The Bryan Fuller(Dead Like Me, Pushing Daisies) and Bryan Singer (X-Men, House) Munsters reboot, which is now called Mockingbird Lane, has cast Eddie Izzard as Grandpa (read the article HERE). That means it’s moving forward and will likely start production soon.
I'm not looking forward to it.
I have to be frank; I haven’t liked what I’ve heard about this show so far. The show is an hour long dramedy (hour long drama with some comedy) and the characters will look normal as they try and fit in with the rest of the world. That means none of the iconic makeup that made the original show stand out.

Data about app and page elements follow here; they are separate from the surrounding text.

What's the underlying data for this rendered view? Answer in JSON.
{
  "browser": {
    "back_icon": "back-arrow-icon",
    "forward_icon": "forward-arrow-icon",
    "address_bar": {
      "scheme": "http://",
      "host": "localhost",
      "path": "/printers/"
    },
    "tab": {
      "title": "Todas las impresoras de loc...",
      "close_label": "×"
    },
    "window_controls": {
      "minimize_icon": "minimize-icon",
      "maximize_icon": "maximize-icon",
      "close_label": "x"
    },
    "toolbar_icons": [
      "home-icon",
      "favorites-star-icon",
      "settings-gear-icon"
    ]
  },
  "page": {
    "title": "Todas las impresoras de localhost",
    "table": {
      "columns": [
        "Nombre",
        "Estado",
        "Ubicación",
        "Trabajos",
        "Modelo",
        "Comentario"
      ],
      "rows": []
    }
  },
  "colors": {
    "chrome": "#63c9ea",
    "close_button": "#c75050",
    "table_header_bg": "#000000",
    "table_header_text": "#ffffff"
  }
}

The charm of The Munsters was that they did stand out against what was considered “normal” suburban Americans of the mid-1960s. Still, they didn’t conform and change themselves to fit in. What is a better social message, “be yourself” or “change yourself to fit in”?

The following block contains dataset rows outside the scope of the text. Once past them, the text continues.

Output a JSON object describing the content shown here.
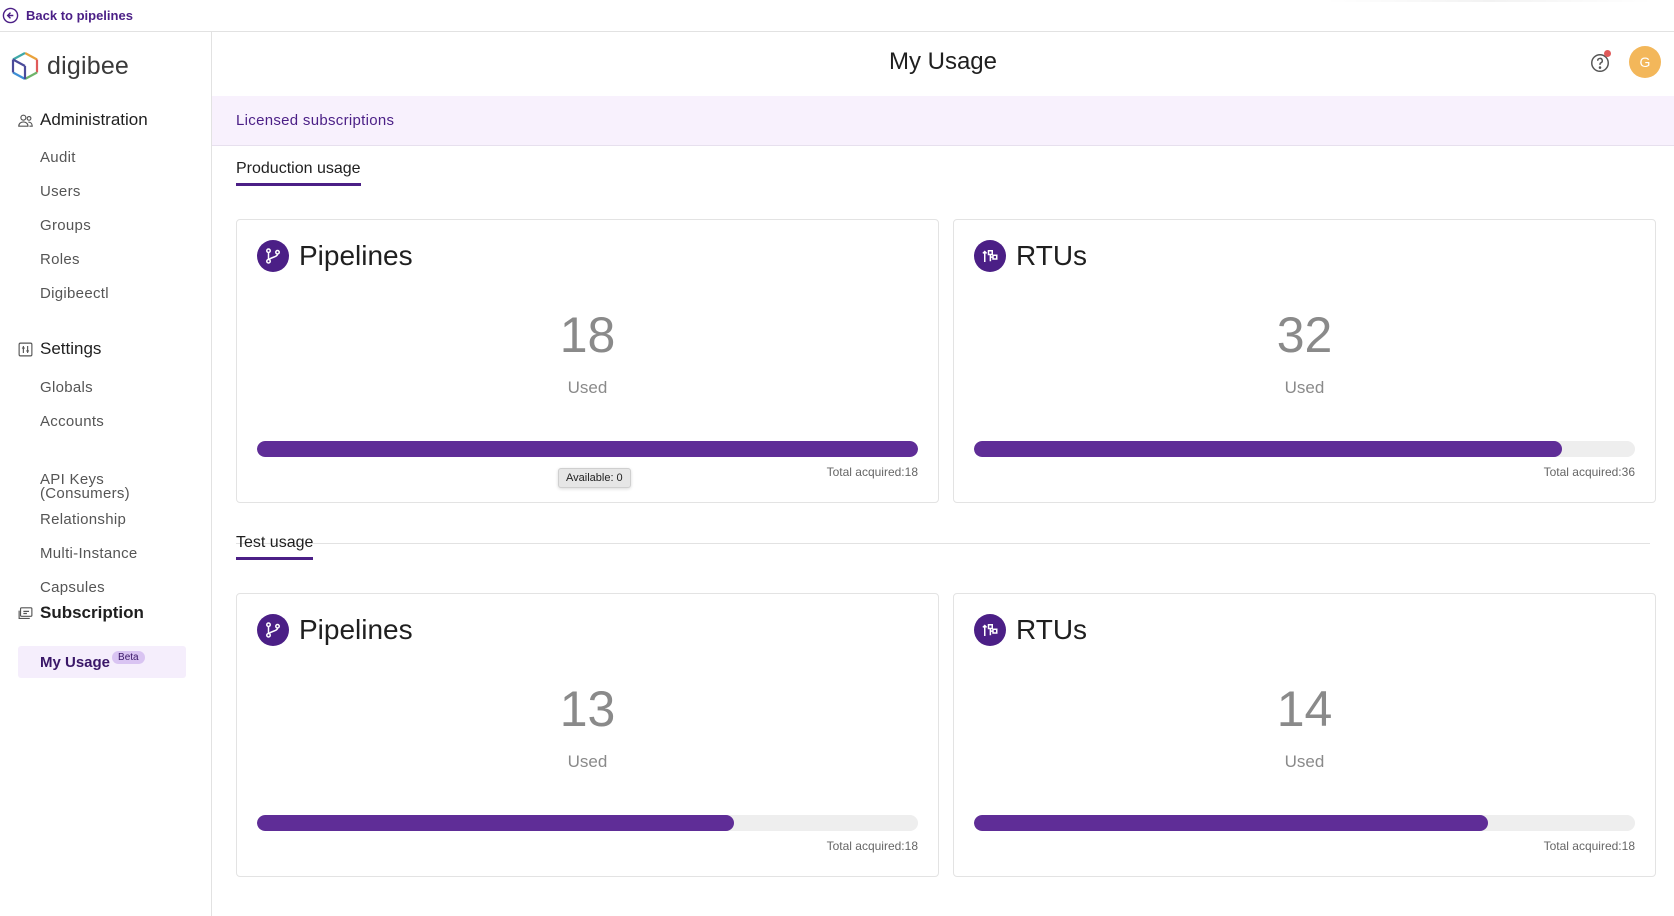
{
  "topbar": {
    "back_label": "Back to pipelines"
  },
  "brand": {
    "name": "digibee"
  },
  "sidebar": {
    "administration": {
      "title": "Administration",
      "items": [
        "Audit",
        "Users",
        "Groups",
        "Roles",
        "Digibeectl"
      ]
    },
    "settings": {
      "title": "Settings",
      "items": [
        "Globals",
        "Accounts",
        "API Keys (Consumers)",
        "Relationship",
        "Multi-Instance",
        "Capsules"
      ]
    },
    "subscription": {
      "title": "Subscription",
      "active_item": "My Usage",
      "badge": "Beta"
    }
  },
  "header": {
    "title": "My Usage",
    "avatar_initial": "G"
  },
  "licensed": {
    "label": "Licensed subscriptions"
  },
  "production": {
    "tab": "Production usage",
    "pipelines": {
      "title": "Pipelines",
      "used": 18,
      "used_label": "Used",
      "total": 18,
      "total_label": "Total acquired:18",
      "tooltip": "Available:  0"
    },
    "rtus": {
      "title": "RTUs",
      "used": 32,
      "used_label": "Used",
      "total": 36,
      "total_label": "Total acquired:36"
    }
  },
  "test": {
    "tab": "Test usage",
    "pipelines": {
      "title": "Pipelines",
      "used": 13,
      "used_label": "Used",
      "total": 18,
      "total_label": "Total acquired:18"
    },
    "rtus": {
      "title": "RTUs",
      "used": 14,
      "used_label": "Used",
      "total": 18,
      "total_label": "Total acquired:18"
    }
  },
  "colors": {
    "accent": "#4b1f86",
    "bar": "#5f2d97",
    "avatar": "#f3b75a",
    "licensed_bg": "#f8f1fd"
  },
  "icons": {
    "back": "arrow-left-circle-icon",
    "pipelines": "git-branch-icon",
    "rtus": "rtu-icon",
    "help": "help-circle-icon"
  }
}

(There are also people out there that say The Munsters was a commentary on racial discrimination in the 1960s, but that’s a blog post for another time.)
Another problem I have with the whole “monsters trying to fit in” concept is the BBC’s BEING HUMAN ALREADY DID IT, AND DID IT BETTER. We already have an Americanized Being Human on SYFY, we don’t need another one.
Network TV seems to like to keep their monsters in the closet. NBC’s Grimm, about a monster hunter, has the monsters in human form most of the time. When’s the last time you saw a monster, as a monster the whole time, on a TV show? The last ones I remember are Lorne and Illyria (who was only in part of the last season) on Angel, the Buffy The Vampire Slayer spin off. And that went off the air in 2004. Even in recent science fiction, aliens and monsters are few and far apart. Firefly and the rebooted Battlestar Galactica ditched all the aliens for all human universes. Sure Galactica had Cylons, but even most of the Cylons looked human.
As a genre fan, I want my monsters to be seen. I want to see fantastic creatures on the screen, not homogenized every day looking people. We all know the “monster hiding as a human” isn’t a clever metaphor devised by the writers to get across a point about society; it’s a cheap way to save money on production.
Until Next Time,